▶ [TASK GOAL]: Would you write out the records below exactly as given?

(Entries taken from a collection)

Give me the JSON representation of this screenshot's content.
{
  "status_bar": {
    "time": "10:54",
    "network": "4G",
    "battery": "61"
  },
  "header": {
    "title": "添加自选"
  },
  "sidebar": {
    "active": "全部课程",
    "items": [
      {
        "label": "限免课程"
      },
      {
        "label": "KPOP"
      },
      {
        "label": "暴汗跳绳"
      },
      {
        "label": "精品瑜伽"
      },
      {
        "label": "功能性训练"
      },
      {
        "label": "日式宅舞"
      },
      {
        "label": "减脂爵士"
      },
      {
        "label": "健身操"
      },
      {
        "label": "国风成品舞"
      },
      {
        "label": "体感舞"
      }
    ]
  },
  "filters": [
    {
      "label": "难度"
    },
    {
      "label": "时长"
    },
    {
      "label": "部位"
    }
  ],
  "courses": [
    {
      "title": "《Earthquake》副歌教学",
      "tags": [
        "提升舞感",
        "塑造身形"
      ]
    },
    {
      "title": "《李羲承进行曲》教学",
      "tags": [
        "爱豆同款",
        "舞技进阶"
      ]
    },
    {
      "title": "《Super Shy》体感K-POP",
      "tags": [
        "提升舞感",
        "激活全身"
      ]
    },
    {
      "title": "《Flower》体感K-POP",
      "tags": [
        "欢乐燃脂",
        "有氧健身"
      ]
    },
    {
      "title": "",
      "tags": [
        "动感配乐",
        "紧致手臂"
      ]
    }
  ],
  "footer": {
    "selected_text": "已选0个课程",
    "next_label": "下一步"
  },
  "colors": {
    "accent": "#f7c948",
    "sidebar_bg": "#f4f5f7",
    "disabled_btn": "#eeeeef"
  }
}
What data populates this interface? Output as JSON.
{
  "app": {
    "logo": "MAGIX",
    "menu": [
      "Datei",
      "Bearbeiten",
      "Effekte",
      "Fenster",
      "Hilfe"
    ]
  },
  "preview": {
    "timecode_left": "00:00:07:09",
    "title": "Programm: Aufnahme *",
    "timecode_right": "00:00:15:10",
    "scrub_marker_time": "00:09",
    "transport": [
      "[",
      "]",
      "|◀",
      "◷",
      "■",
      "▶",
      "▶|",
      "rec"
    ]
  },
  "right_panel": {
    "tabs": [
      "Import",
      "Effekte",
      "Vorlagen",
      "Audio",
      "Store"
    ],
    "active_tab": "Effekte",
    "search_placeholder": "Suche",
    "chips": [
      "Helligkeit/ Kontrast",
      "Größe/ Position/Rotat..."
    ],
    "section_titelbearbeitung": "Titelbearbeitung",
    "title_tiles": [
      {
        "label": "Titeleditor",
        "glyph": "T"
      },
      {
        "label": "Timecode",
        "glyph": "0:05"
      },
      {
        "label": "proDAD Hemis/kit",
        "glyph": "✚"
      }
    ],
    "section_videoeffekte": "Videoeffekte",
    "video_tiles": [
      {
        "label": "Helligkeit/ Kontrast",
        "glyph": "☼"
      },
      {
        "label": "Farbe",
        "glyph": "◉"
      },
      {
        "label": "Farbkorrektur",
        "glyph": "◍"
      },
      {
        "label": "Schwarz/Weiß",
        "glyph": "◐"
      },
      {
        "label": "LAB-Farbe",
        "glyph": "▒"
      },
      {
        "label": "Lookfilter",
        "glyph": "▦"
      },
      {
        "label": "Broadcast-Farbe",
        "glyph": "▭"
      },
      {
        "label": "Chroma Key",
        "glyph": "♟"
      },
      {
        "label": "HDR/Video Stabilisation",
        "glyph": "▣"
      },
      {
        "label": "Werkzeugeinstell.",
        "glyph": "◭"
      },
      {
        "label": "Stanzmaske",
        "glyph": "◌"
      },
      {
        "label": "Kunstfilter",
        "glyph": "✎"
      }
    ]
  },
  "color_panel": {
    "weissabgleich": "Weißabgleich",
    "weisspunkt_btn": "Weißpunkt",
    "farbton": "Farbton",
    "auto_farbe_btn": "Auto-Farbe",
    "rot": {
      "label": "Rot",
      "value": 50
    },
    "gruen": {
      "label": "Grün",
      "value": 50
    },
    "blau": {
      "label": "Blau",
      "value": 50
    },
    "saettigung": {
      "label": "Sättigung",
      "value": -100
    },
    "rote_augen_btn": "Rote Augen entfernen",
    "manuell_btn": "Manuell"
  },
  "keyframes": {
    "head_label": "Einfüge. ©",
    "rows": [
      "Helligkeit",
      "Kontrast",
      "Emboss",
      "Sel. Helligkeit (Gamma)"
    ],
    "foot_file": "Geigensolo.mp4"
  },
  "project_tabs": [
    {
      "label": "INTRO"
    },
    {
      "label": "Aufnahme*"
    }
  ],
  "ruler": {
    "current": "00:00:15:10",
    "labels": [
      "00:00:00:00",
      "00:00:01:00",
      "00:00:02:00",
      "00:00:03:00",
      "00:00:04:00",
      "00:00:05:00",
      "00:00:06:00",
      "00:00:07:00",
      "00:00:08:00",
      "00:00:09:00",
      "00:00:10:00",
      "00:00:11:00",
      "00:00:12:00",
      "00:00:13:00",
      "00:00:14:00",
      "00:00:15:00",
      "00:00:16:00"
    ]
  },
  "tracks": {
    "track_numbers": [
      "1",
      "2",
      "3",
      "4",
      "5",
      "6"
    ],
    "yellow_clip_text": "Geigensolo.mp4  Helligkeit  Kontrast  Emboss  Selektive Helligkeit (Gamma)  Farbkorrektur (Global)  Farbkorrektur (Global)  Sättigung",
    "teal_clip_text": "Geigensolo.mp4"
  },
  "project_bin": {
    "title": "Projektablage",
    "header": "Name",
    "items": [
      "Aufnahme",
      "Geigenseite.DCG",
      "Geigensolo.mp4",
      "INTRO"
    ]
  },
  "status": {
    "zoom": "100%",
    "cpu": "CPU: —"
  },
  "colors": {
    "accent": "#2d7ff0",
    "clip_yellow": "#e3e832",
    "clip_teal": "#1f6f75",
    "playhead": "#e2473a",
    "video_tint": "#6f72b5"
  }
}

▶ [REPLY TO THE TASK]:
Give me the JSON representation of this screenshot's content.
{
  "status_bar": {
    "time": "10:54",
    "network": "4G",
    "battery": "61"
  },
  "header": {
    "title": "添加自选"
  },
  "sidebar": {
    "active": "全部课程",
    "items": [
      {
        "label": "限免课程"
      },
      {
        "label": "KPOP"
      },
      {
        "label": "暴汗跳绳"
      },
      {
        "label": "精品瑜伽"
      },
      {
        "label": "功能性训练"
      },
      {
        "label": "日式宅舞"
      },
      {
        "label": "减脂爵士"
      },
      {
        "label": "健身操"
      },
      {
        "label": "国风成品舞"
      },
      {
        "label": "体感舞"
      }
    ]
  },
  "filters": [
    {
      "label": "难度"
    },
    {
      "label": "时长"
    },
    {
      "label": "部位"
    }
  ],
  "courses": [
    {
      "title": "《Earthquake》副歌教学",
      "tags": [
        "提升舞感",
        "塑造身形"
      ]
    },
    {
      "title": "《李羲承进行曲》教学",
      "tags": [
        "爱豆同款",
        "舞技进阶"
      ]
    },
    {
      "title": "《Super Shy》体感K-POP",
      "tags": [
        "提升舞感",
        "激活全身"
      ]
    },
    {
      "title": "《Flower》体感K-POP",
      "tags": [
        "欢乐燃脂",
        "有氧健身"
      ]
    },
    {
      "title": "",
      "tags": [
        "动感配乐",
        "紧致手臂"
      ]
    }
  ],
  "footer": {
    "selected_text": "已选0个课程",
    "next_label": "下一步"
  },
  "colors": {
    "accent": "#f7c948",
    "sidebar_bg": "#f4f5f7",
    "disabled_btn": "#eeeeef"
  }
}
What data populates this interface? Output as JSON.
{
  "app": {
    "logo": "MAGIX",
    "menu": [
      "Datei",
      "Bearbeiten",
      "Effekte",
      "Fenster",
      "Hilfe"
    ]
  },
  "preview": {
    "timecode_left": "00:00:07:09",
    "title": "Programm: Aufnahme *",
    "timecode_right": "00:00:15:10",
    "scrub_marker_time": "00:09",
    "transport": [
      "[",
      "]",
      "|◀",
      "◷",
      "■",
      "▶",
      "▶|",
      "rec"
    ]
  },
  "right_panel": {
    "tabs": [
      "Import",
      "Effekte",
      "Vorlagen",
      "Audio",
      "Store"
    ],
    "active_tab": "Effekte",
    "search_placeholder": "Suche",
    "chips": [
      "Helligkeit/ Kontrast",
      "Größe/ Position/Rotat..."
    ],
    "section_titelbearbeitung": "Titelbearbeitung",
    "title_tiles": [
      {
        "label": "Titeleditor",
        "glyph": "T"
      },
      {
        "label": "Timecode",
        "glyph": "0:05"
      },
      {
        "label": "proDAD Hemis/kit",
        "glyph": "✚"
      }
    ],
    "section_videoeffekte": "Videoeffekte",
    "video_tiles": [
      {
        "label": "Helligkeit/ Kontrast",
        "glyph": "☼"
      },
      {
        "label": "Farbe",
        "glyph": "◉"
      },
      {
        "label": "Farbkorrektur",
        "glyph": "◍"
      },
      {
        "label": "Schwarz/Weiß",
        "glyph": "◐"
      },
      {
        "label": "LAB-Farbe",
        "glyph": "▒"
      },
      {
        "label": "Lookfilter",
        "glyph": "▦"
      },
      {
        "label": "Broadcast-Farbe",
        "glyph": "▭"
      },
      {
        "label": "Chroma Key",
        "glyph": "♟"
      },
      {
        "label": "HDR/Video Stabilisation",
        "glyph": "▣"
      },
      {
        "label": "Werkzeugeinstell.",
        "glyph": "◭"
      },
      {
        "label": "Stanzmaske",
        "glyph": "◌"
      },
      {
        "label": "Kunstfilter",
        "glyph": "✎"
      }
    ]
  },
  "color_panel": {
    "weissabgleich": "Weißabgleich",
    "weisspunkt_btn": "Weißpunkt",
    "farbton": "Farbton",
    "auto_farbe_btn": "Auto-Farbe",
    "rot": {
      "label": "Rot",
      "value": 50
    },
    "gruen": {
      "label": "Grün",
      "value": 50
    },
    "blau": {
      "label": "Blau",
      "value": 50
    },
    "saettigung": {
      "label": "Sättigung",
      "value": -100
    },
    "rote_augen_btn": "Rote Augen entfernen",
    "manuell_btn": "Manuell"
  },
  "keyframes": {
    "head_label": "Einfüge. ©",
    "rows": [
      "Helligkeit",
      "Kontrast",
      "Emboss",
      "Sel. Helligkeit (Gamma)"
    ],
    "foot_file": "Geigensolo.mp4"
  },
  "project_tabs": [
    {
      "label": "INTRO"
    },
    {
      "label": "Aufnahme*"
    }
  ],
  "ruler": {
    "current": "00:00:15:10",
    "labels": [
      "00:00:00:00",
      "00:00:01:00",
      "00:00:02:00",
      "00:00:03:00",
      "00:00:04:00",
      "00:00:05:00",
      "00:00:06:00",
      "00:00:07:00",
      "00:00:08:00",
      "00:00:09:00",
      "00:00:10:00",
      "00:00:11:00",
      "00:00:12:00",
      "00:00:13:00",
      "00:00:14:00",
      "00:00:15:00",
      "00:00:16:00"
    ]
  },
  "tracks": {
    "track_numbers": [
      "1",
      "2",
      "3",
      "4",
      "5",
      "6"
    ],
    "yellow_clip_text": "Geigensolo.mp4  Helligkeit  Kontrast  Emboss  Selektive Helligkeit (Gamma)  Farbkorrektur (Global)  Farbkorrektur (Global)  Sättigung",
    "teal_clip_text": "Geigensolo.mp4"
  },
  "project_bin": {
    "title": "Projektablage",
    "header": "Name",
    "items": [
      "Aufnahme",
      "Geigenseite.DCG",
      "Geigensolo.mp4",
      "INTRO"
    ]
  },
  "status": {
    "zoom": "100%",
    "cpu": "CPU: —"
  },
  "colors": {
    "accent": "#2d7ff0",
    "clip_yellow": "#e3e832",
    "clip_teal": "#1f6f75",
    "playhead": "#e2473a",
    "video_tint": "#6f72b5"
  }
}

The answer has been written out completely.